Mining jargon busted

You can fight back against fiat money's flaws by investing your personal wealth in gold. And one man with plenty of ideas on how to do that is MoneyWeek's gold mining expert, Simon Popple.

Simon concentrates on miners, calling them the "supply kings". So far his tips have made healthy returns, and recently he found another firm with great potential (see below).

He also likes to break down some of the jargon used in the mining industry for investors so they are not bamboozled by mining marketing.

For example, he says investors may not know "there are three classes of resource (inferred, indicated and measured) and two classes of reserve (probable and proved). Which term should be used in a particular case hinges on the quantity, quality and scope of available information".

It's this type of explanation that should help you navigate the many news stories about some miner's latest mega find'.

The minnow that's about to strike oil

Another man who knows his way around the resource sector is Tom Bulford, author of the Red Hot Penny Shares newsletter.

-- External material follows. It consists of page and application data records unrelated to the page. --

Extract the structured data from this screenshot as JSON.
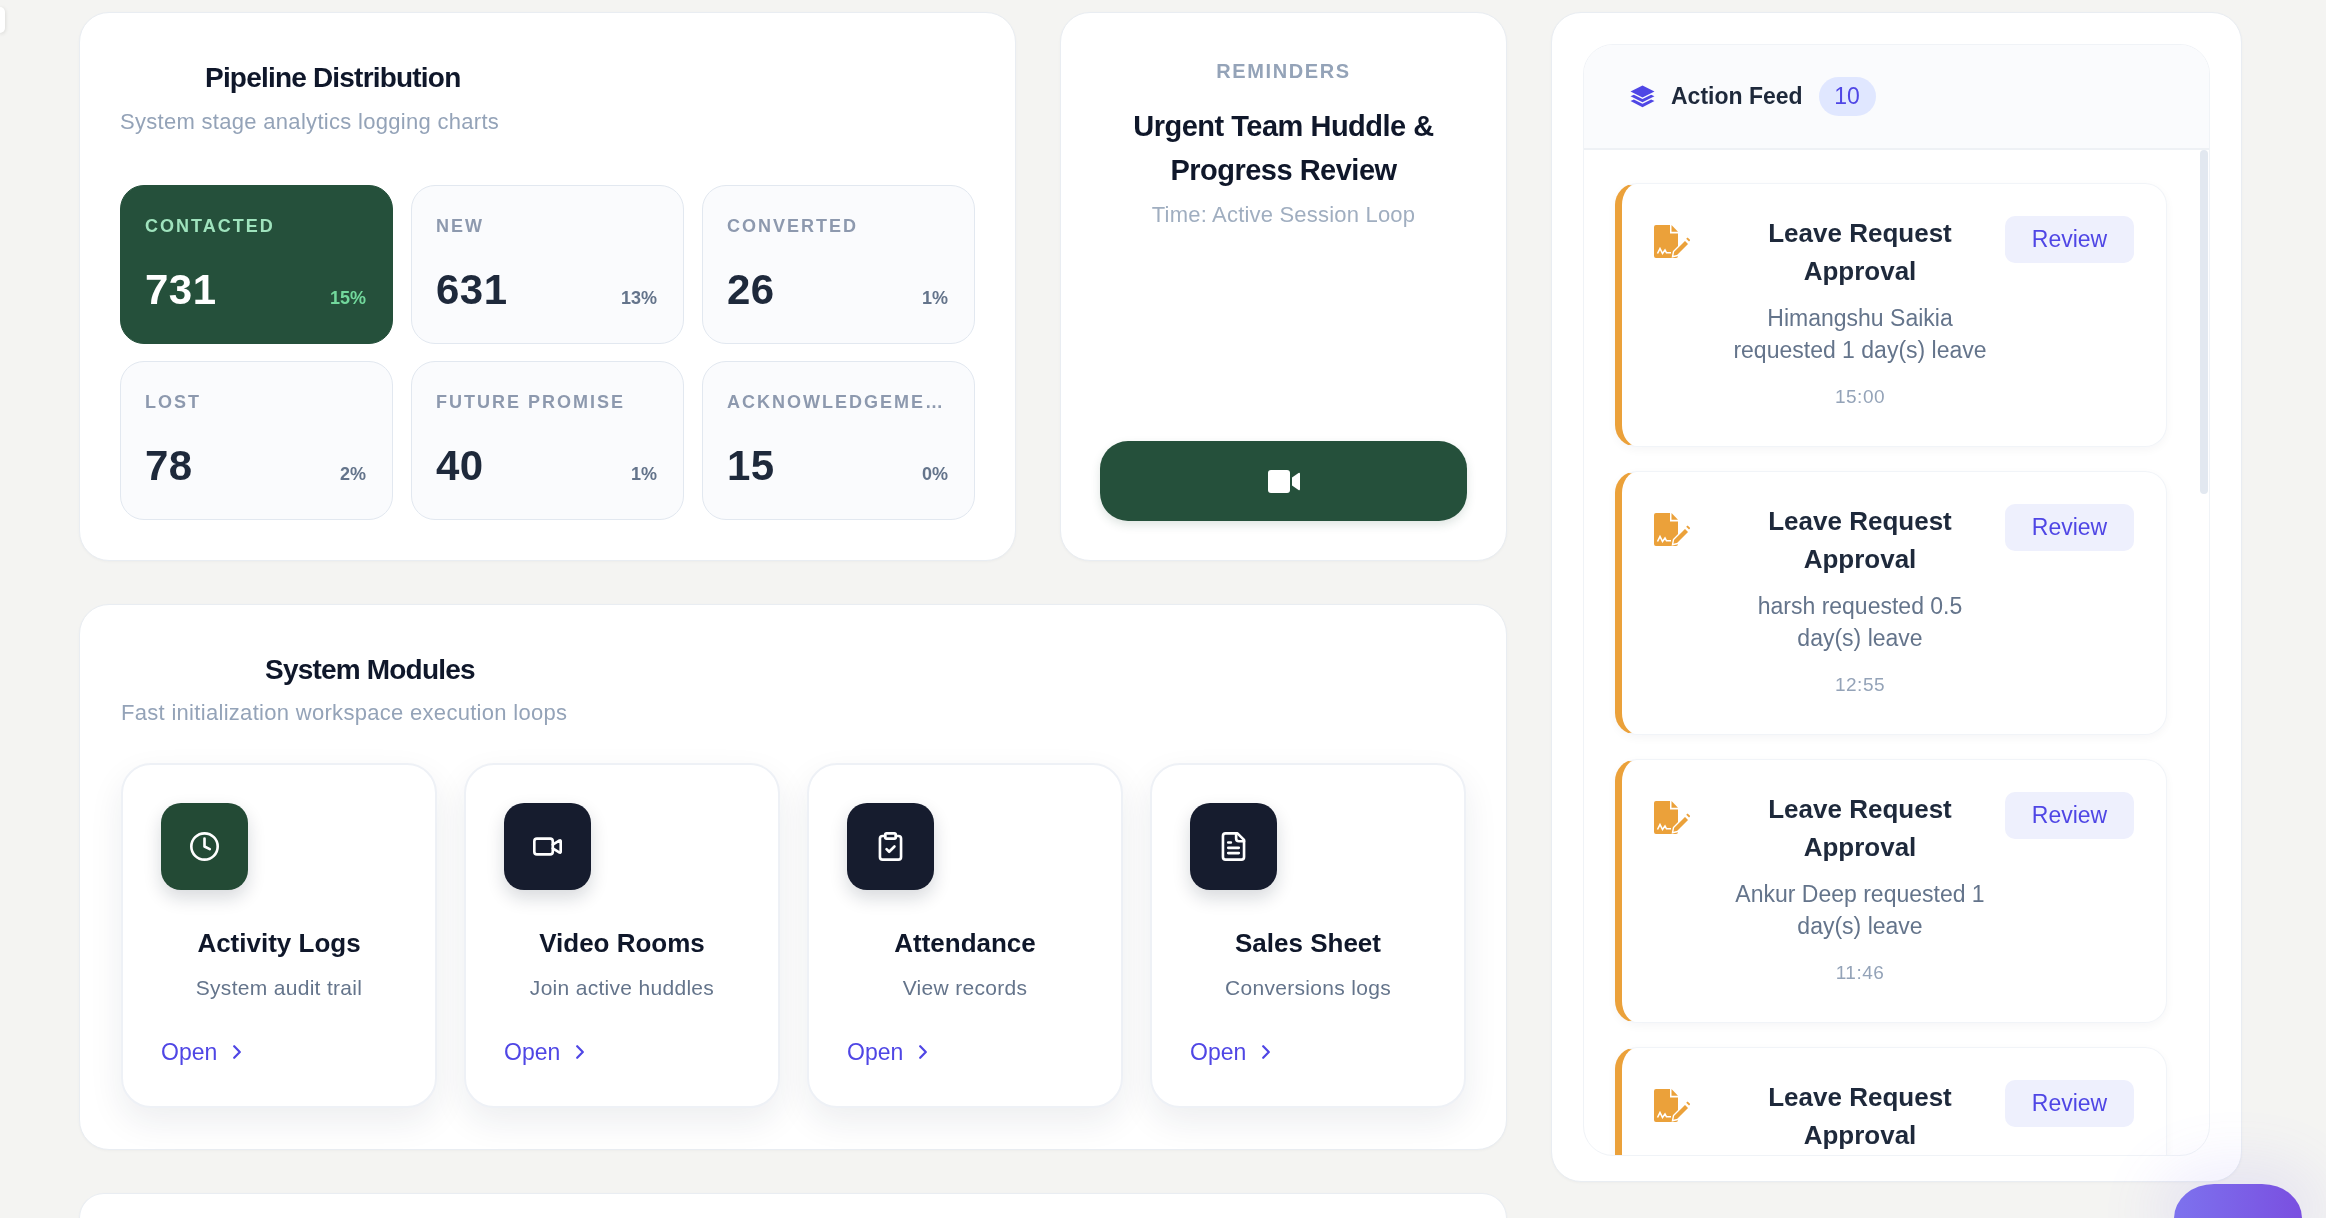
{
  "pipeline": {
    "title": "Pipeline Distribution",
    "subtitle": "System stage analytics logging charts",
    "stages": [
      {
        "label": "CONTACTED",
        "count": "731",
        "share": "15%",
        "selected": true
      },
      {
        "label": "NEW",
        "count": "631",
        "share": "13%",
        "selected": false
      },
      {
        "label": "CONVERTED",
        "count": "26",
        "share": "1%",
        "selected": false
      },
      {
        "label": "LOST",
        "count": "78",
        "share": "2%",
        "selected": false
      },
      {
        "label": "FUTURE PROMISE",
        "count": "40",
        "share": "1%",
        "selected": false
      },
      {
        "label": "ACKNOWLEDGEME…",
        "count": "15",
        "share": "0%",
        "selected": false
      }
    ]
  },
  "reminder": {
    "heading": "REMINDERS",
    "title": "Urgent Team Huddle & Progress Review",
    "time": "Time: Active Session Loop"
  },
  "modules": {
    "title": "System Modules",
    "subtitle": "Fast initialization workspace execution loops",
    "items": [
      {
        "kind": "clock",
        "color": "#234a35",
        "title": "Activity Logs",
        "description": "System audit trail",
        "link": "Open"
      },
      {
        "kind": "video",
        "color": "#161c2e",
        "title": "Video Rooms",
        "description": "Join active huddles",
        "link": "Open"
      },
      {
        "kind": "clipboard",
        "color": "#161c2e",
        "title": "Attendance",
        "description": "View records",
        "link": "Open"
      },
      {
        "kind": "document",
        "color": "#161c2e",
        "title": "Sales Sheet",
        "description": "Conversions logs",
        "link": "Open"
      }
    ]
  },
  "action_feed": {
    "title": "Action Feed",
    "count": "10",
    "items": [
      {
        "title": "Leave Request Approval",
        "description": "Himangshu Saikia requested 1 day(s) leave",
        "time": "15:00",
        "action": "Review"
      },
      {
        "title": "Leave Request Approval",
        "description": "harsh requested 0.5 day(s) leave",
        "time": "12:55",
        "action": "Review"
      },
      {
        "title": "Leave Request Approval",
        "description": "Ankur Deep requested 1 day(s) leave",
        "time": "11:46",
        "action": "Review"
      },
      {
        "title": "Leave Request Approval",
        "action": "Review"
      }
    ]
  }
}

He's had a lot of past successes by picking tiny oil companies that have gone on to strike oil and make it big. In the last edition he told us about another small oil company that he thinks is about to take off.

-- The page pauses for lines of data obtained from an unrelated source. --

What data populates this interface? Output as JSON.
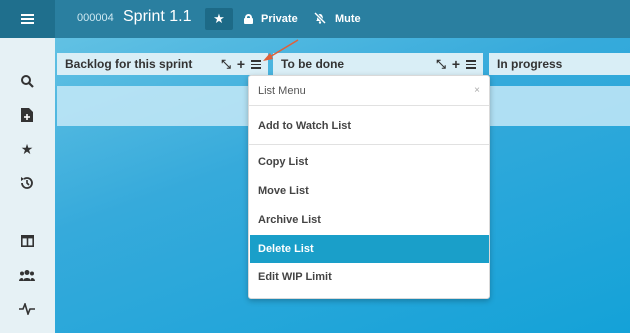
{
  "header": {
    "board_id": "000004",
    "board_title": "Sprint 1.1",
    "privacy_label": "Private",
    "mute_label": "Mute"
  },
  "lists": [
    {
      "title": "Backlog for this sprint"
    },
    {
      "title": "To be done"
    },
    {
      "title": "In progress"
    }
  ],
  "list_menu": {
    "title": "List Menu",
    "close": "×",
    "items": [
      {
        "label": "Add to Watch List"
      },
      {
        "label": "Copy List"
      },
      {
        "label": "Move List"
      },
      {
        "label": "Archive List"
      },
      {
        "label": "Delete List",
        "active": true
      },
      {
        "label": "Edit WIP Limit"
      }
    ]
  },
  "colors": {
    "topbar": "#2a7fa0",
    "active_item": "#1a9fc9",
    "annotation_arrow": "#e0603a"
  }
}
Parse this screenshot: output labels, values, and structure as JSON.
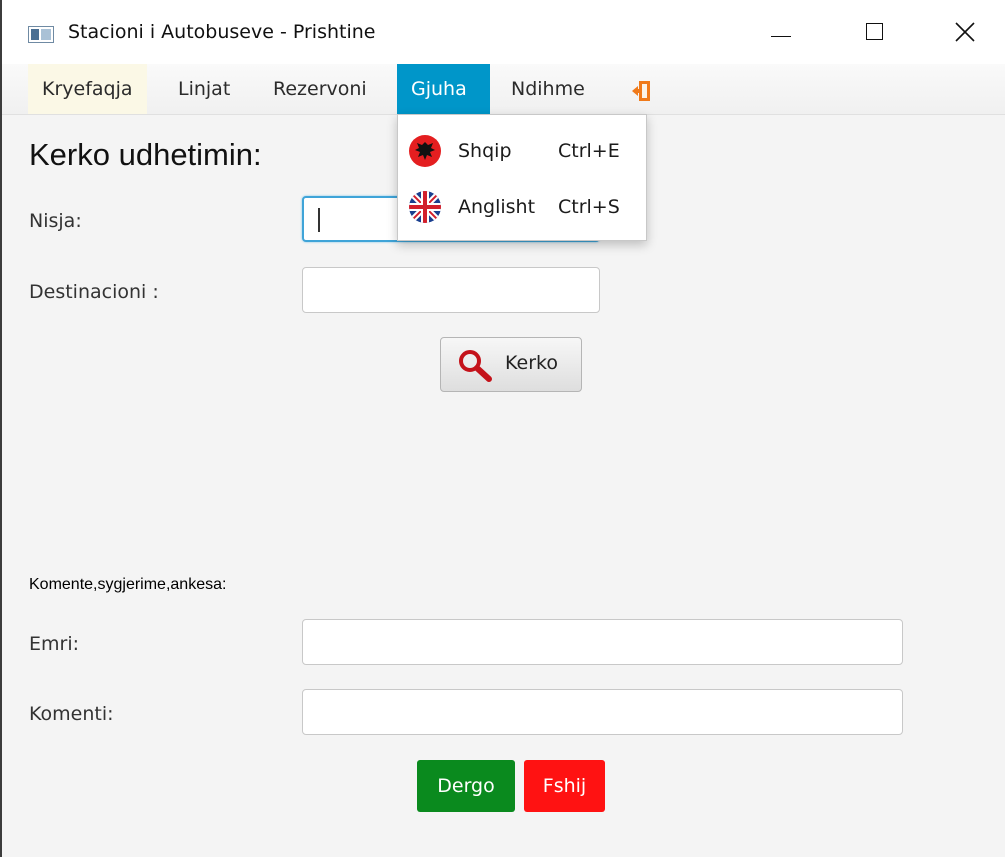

"Every now and then I like to take a gamble in the oil sector", says Tom. "Each time I take that gamble I'm conscious of all the things that can go wrong. Because however good the geology appears, however much preparatory work is done and however many miles of seismic data hint at what might be found thousands of feet below the earth's surface, nobody knows what is down there until the first well is drilled."

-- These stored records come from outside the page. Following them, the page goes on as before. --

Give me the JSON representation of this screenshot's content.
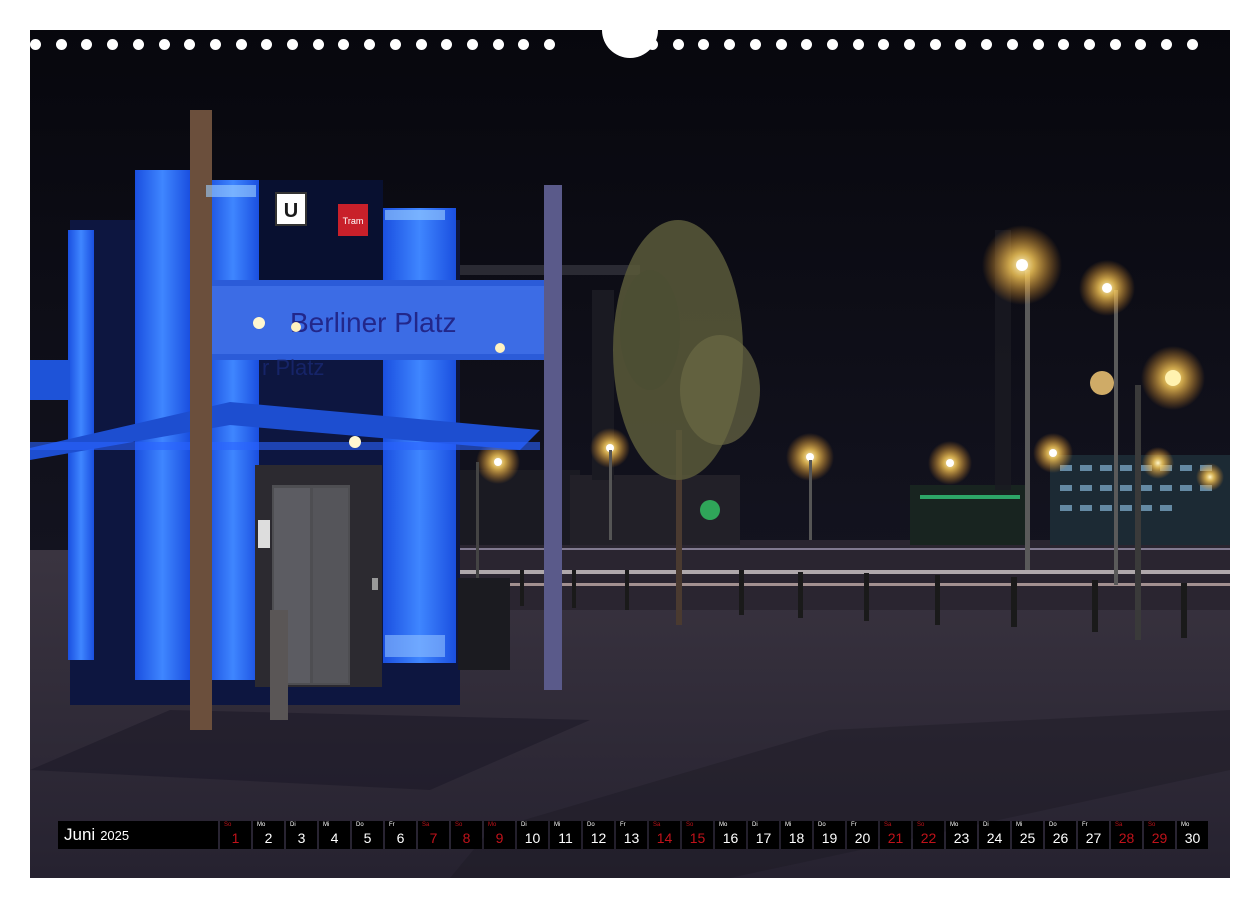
{
  "calendar": {
    "month": "Juni",
    "year": "2025",
    "days": [
      {
        "wd": "So",
        "num": "1",
        "weekend": true
      },
      {
        "wd": "Mo",
        "num": "2",
        "weekend": false
      },
      {
        "wd": "Di",
        "num": "3",
        "weekend": false
      },
      {
        "wd": "Mi",
        "num": "4",
        "weekend": false
      },
      {
        "wd": "Do",
        "num": "5",
        "weekend": false
      },
      {
        "wd": "Fr",
        "num": "6",
        "weekend": false
      },
      {
        "wd": "Sa",
        "num": "7",
        "weekend": true
      },
      {
        "wd": "So",
        "num": "8",
        "weekend": true
      },
      {
        "wd": "Mo",
        "num": "9",
        "weekend": true
      },
      {
        "wd": "Di",
        "num": "10",
        "weekend": false
      },
      {
        "wd": "Mi",
        "num": "11",
        "weekend": false
      },
      {
        "wd": "Do",
        "num": "12",
        "weekend": false
      },
      {
        "wd": "Fr",
        "num": "13",
        "weekend": false
      },
      {
        "wd": "Sa",
        "num": "14",
        "weekend": true
      },
      {
        "wd": "So",
        "num": "15",
        "weekend": true
      },
      {
        "wd": "Mo",
        "num": "16",
        "weekend": false
      },
      {
        "wd": "Di",
        "num": "17",
        "weekend": false
      },
      {
        "wd": "Mi",
        "num": "18",
        "weekend": false
      },
      {
        "wd": "Do",
        "num": "19",
        "weekend": false
      },
      {
        "wd": "Fr",
        "num": "20",
        "weekend": false
      },
      {
        "wd": "Sa",
        "num": "21",
        "weekend": true
      },
      {
        "wd": "So",
        "num": "22",
        "weekend": true
      },
      {
        "wd": "Mo",
        "num": "23",
        "weekend": false
      },
      {
        "wd": "Di",
        "num": "24",
        "weekend": false
      },
      {
        "wd": "Mi",
        "num": "25",
        "weekend": false
      },
      {
        "wd": "Do",
        "num": "26",
        "weekend": false
      },
      {
        "wd": "Fr",
        "num": "27",
        "weekend": false
      },
      {
        "wd": "Sa",
        "num": "28",
        "weekend": true
      },
      {
        "wd": "So",
        "num": "29",
        "weekend": true
      },
      {
        "wd": "Mo",
        "num": "30",
        "weekend": false
      }
    ]
  },
  "photo": {
    "station_sign": "Berliner Platz",
    "sign_u": "U",
    "sign_tram": "Tram",
    "reflection_text": "r Platz"
  },
  "colors": {
    "sky": "#0b0b14",
    "elevator_blue": "#1f66ff",
    "pavement": "#2e2a36",
    "weekend_red": "#c0121a",
    "calendar_bg": "#000000"
  }
}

"So given the risks of oil exploration, the one thing I look for is a really big pay-off in the event of success. And today I want to recommend that you buy a penny share that could deliver a truly massive payoff."

If its drilling schedule this year is successful it could rise 190%, says Tom. Meanwhile if all its plays yield the oil that geologists think they could admittedly no certainty the firm's market value could increase 170-fold.

Five dates every shareholder should know

Another great way to get a financial education for free is to watch Tim Bennett's video tutorials. For example this week a raft of FTSE 100 shares passed their ex-dividend date and subsequently dropped in price. Tim explains why and highlights four other dates that shareholders should add to their diaries: Five key dates every shareholder should know.

Right before I go, I'd just like to give a quick nod to the cover story in this week's edition of MoneyWeek. It's about driverless cars. That might sound futuristic but, as my colleague Matthew Partridge explains, there are already ways to make money from this exciting sector. If you're already a subscriber you can read it here or if not, subscribe to MoneyWeek magazine.


To hear about other bits and pieces on the internet that have amused us or made us think, sign up for our Twitter feeds we've listed them below.

Have a great weekend!


Merryn Somerset Webb

John Stepek

Tim Bennett

James McKeigue

Matthew Partridge

David Stevenson

This article is taken from the free investment email Money Morning. Sign up to Money Morning here .

James graduated from Keele University with a BA (Hons) in English literature and history, and has a NCTJ certificate in journalism.


After working as a freelance journalist in various Latin American countries, and a spell at ITV, James wrote for Television Business International and covered the European equity markets for the London bureau. 


James has travelled extensively in emerging markets, reporting for international energy magazines such as Oil and Gas Investor, and institutional publications such as the Commonwealth Business Environment Report. 


He is currently the managing editor of LatAm INVESTOR, the UK's only Latin American finance magazine.